● **TASK ITEM**
Every line containing the word "accent" is to be copied from the data below.

● **EXTRACTED RECORDS**
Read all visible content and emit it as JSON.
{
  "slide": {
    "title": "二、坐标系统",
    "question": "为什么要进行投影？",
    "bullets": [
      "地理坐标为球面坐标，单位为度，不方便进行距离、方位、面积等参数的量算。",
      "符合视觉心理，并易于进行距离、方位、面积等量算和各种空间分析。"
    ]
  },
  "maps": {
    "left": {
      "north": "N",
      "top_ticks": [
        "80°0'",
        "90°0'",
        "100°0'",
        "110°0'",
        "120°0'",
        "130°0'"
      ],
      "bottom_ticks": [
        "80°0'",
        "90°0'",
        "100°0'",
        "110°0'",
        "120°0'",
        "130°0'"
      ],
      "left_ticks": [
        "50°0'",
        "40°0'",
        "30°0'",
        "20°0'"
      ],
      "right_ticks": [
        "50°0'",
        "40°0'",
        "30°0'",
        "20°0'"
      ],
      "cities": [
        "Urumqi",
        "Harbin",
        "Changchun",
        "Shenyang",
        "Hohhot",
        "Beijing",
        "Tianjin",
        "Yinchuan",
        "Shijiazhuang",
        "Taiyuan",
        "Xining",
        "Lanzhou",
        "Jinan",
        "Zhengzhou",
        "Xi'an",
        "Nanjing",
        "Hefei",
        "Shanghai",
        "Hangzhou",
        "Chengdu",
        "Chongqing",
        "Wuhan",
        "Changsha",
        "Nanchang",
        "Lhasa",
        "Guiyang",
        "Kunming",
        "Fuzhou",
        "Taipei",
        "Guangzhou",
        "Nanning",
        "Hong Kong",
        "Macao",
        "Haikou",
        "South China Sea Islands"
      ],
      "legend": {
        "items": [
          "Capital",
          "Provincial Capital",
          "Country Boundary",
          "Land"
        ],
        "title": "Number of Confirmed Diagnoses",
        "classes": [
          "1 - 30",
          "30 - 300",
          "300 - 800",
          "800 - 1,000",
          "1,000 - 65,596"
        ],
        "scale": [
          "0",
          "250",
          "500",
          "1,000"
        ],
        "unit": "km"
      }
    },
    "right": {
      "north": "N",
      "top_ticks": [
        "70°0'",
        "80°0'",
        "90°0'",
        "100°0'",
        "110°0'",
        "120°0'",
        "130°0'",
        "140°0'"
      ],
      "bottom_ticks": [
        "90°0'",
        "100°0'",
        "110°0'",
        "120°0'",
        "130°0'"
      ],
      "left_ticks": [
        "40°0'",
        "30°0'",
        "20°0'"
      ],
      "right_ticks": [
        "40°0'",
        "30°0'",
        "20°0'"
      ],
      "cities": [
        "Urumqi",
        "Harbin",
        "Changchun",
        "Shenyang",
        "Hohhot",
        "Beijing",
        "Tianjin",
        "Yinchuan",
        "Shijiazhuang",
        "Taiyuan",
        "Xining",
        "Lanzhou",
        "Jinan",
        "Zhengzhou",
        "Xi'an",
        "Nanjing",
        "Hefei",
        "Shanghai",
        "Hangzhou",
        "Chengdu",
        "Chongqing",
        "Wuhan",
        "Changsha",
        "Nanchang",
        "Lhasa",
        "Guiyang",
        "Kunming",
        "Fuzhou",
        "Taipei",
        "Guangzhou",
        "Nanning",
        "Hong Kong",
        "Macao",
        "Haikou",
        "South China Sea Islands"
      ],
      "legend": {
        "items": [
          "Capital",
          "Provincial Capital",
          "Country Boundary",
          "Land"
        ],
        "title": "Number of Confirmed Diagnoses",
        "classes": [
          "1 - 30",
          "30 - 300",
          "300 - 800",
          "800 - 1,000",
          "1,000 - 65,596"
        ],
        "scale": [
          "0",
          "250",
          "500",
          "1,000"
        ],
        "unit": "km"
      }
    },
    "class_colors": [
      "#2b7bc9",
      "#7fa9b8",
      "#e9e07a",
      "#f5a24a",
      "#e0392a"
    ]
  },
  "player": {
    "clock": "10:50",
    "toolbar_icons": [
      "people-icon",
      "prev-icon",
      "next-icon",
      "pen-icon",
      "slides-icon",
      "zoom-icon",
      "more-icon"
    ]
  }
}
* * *
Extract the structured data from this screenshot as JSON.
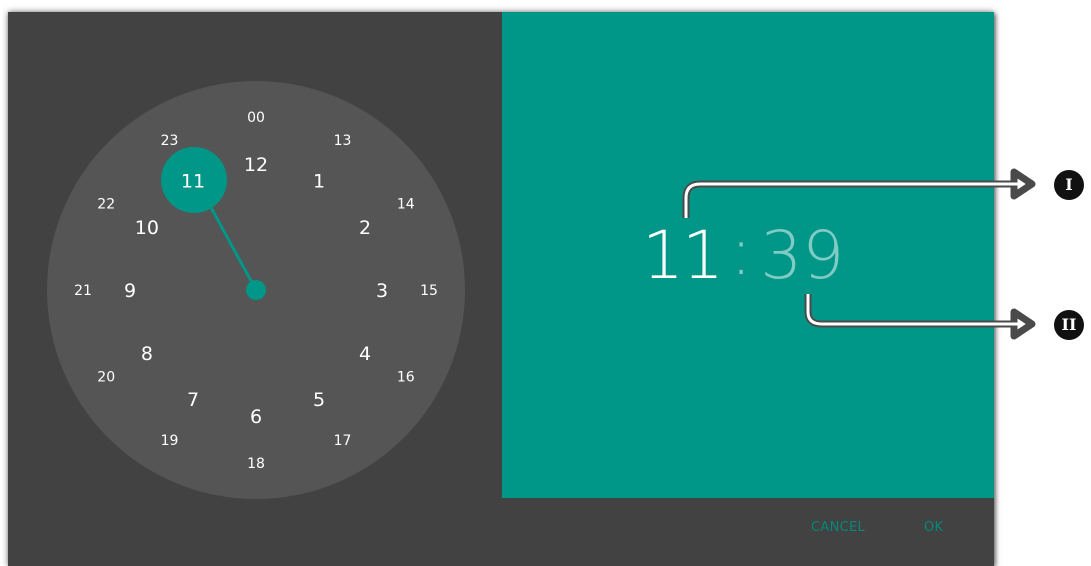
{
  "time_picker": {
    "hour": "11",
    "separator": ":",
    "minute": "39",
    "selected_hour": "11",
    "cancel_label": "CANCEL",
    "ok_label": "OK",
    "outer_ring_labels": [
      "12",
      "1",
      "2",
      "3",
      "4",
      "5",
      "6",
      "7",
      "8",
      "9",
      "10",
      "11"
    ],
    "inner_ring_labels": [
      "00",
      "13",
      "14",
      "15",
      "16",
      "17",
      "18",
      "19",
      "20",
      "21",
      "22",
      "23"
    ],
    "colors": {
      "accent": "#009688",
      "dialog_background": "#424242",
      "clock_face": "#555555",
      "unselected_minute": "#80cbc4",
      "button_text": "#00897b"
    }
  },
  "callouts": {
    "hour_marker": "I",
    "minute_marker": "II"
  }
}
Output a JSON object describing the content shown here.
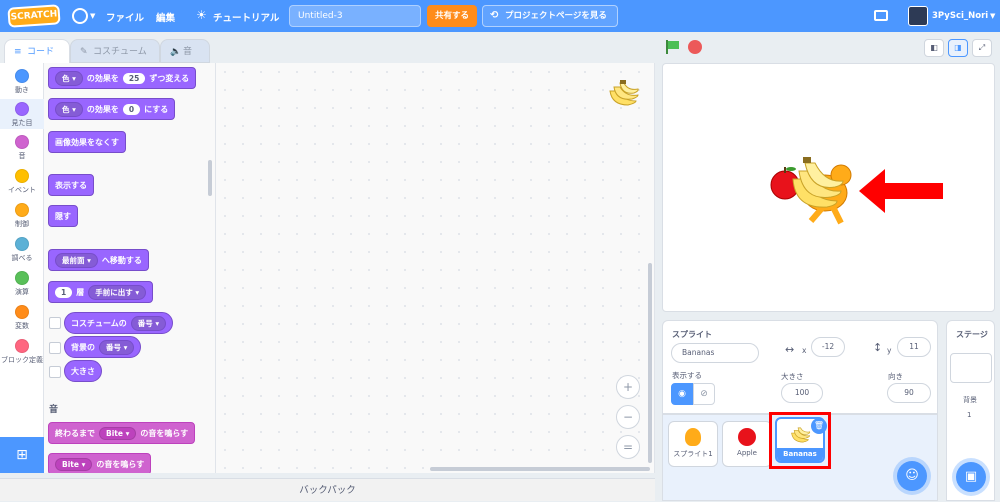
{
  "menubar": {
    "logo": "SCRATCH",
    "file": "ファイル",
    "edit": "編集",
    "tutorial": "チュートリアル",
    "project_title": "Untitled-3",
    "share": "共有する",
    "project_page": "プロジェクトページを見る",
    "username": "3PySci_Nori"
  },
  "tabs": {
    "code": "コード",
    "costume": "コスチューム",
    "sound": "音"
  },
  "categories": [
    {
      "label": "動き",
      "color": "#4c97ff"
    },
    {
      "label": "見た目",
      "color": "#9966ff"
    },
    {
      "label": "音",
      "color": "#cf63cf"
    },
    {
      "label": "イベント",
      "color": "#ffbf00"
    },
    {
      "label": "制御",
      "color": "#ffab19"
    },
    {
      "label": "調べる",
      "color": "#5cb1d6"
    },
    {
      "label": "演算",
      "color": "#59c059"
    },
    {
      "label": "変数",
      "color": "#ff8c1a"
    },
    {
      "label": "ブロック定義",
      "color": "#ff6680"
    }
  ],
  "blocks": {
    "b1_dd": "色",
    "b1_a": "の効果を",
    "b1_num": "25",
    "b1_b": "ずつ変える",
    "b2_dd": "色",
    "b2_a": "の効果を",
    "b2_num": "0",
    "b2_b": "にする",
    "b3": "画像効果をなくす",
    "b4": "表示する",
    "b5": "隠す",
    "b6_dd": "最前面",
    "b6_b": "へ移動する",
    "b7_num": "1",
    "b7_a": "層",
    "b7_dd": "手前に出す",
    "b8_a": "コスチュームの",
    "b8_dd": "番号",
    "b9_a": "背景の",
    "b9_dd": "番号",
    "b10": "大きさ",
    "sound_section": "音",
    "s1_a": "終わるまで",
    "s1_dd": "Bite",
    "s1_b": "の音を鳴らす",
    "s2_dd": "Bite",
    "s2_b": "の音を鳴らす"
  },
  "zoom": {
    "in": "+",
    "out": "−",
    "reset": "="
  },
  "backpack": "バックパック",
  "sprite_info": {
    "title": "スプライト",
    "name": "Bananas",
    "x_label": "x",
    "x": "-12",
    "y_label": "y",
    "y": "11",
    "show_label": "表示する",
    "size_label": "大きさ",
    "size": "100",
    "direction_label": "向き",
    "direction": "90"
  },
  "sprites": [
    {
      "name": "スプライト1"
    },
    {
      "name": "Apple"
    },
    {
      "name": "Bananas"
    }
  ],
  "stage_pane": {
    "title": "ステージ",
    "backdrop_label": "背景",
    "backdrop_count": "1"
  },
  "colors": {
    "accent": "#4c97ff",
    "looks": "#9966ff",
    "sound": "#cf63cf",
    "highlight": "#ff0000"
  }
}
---
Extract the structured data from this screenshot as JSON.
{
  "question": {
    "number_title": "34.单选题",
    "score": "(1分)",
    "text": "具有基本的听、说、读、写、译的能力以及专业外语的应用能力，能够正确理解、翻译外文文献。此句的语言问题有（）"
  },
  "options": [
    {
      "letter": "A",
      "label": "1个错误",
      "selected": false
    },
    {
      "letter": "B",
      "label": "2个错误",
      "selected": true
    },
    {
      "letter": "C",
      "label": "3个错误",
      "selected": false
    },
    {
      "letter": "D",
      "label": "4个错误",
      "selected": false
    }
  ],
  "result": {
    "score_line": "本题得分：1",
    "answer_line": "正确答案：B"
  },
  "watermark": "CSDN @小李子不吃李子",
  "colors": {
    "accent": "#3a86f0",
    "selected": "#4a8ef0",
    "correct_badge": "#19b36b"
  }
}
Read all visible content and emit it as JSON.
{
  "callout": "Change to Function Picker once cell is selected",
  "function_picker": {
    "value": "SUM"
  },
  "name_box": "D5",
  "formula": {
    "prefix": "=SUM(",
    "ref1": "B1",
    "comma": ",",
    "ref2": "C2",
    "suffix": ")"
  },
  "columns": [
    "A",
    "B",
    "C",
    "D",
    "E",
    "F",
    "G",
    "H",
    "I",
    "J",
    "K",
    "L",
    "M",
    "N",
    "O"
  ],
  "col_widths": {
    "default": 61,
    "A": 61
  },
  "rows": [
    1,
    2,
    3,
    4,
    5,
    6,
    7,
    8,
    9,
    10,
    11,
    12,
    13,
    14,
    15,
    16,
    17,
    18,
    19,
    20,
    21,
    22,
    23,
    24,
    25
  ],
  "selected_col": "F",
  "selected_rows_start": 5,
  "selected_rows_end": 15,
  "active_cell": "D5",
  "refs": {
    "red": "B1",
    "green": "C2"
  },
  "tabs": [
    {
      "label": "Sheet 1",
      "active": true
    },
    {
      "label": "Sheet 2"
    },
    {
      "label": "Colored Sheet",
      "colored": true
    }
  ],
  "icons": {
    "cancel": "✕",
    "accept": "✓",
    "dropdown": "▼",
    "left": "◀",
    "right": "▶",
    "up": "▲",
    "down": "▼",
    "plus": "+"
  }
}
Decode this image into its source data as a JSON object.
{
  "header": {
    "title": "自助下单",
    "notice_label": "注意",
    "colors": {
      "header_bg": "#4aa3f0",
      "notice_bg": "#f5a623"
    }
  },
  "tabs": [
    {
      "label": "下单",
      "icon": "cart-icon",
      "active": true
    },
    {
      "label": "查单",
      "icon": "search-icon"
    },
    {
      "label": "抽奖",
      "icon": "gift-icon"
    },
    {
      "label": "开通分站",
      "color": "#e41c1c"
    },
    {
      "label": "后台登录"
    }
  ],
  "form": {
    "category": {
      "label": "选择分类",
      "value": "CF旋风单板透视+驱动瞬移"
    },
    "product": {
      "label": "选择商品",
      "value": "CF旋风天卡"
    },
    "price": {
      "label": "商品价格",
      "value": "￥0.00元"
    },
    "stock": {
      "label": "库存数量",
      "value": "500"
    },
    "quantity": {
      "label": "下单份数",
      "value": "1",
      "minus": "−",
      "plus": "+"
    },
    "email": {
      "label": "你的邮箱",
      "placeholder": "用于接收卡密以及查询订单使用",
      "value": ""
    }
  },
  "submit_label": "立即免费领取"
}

● **ANSWER TO THIS EXERCISE**
      "accent": "#009688",
    "accent": "#4c97ff",
    "accent": "#3a86f0",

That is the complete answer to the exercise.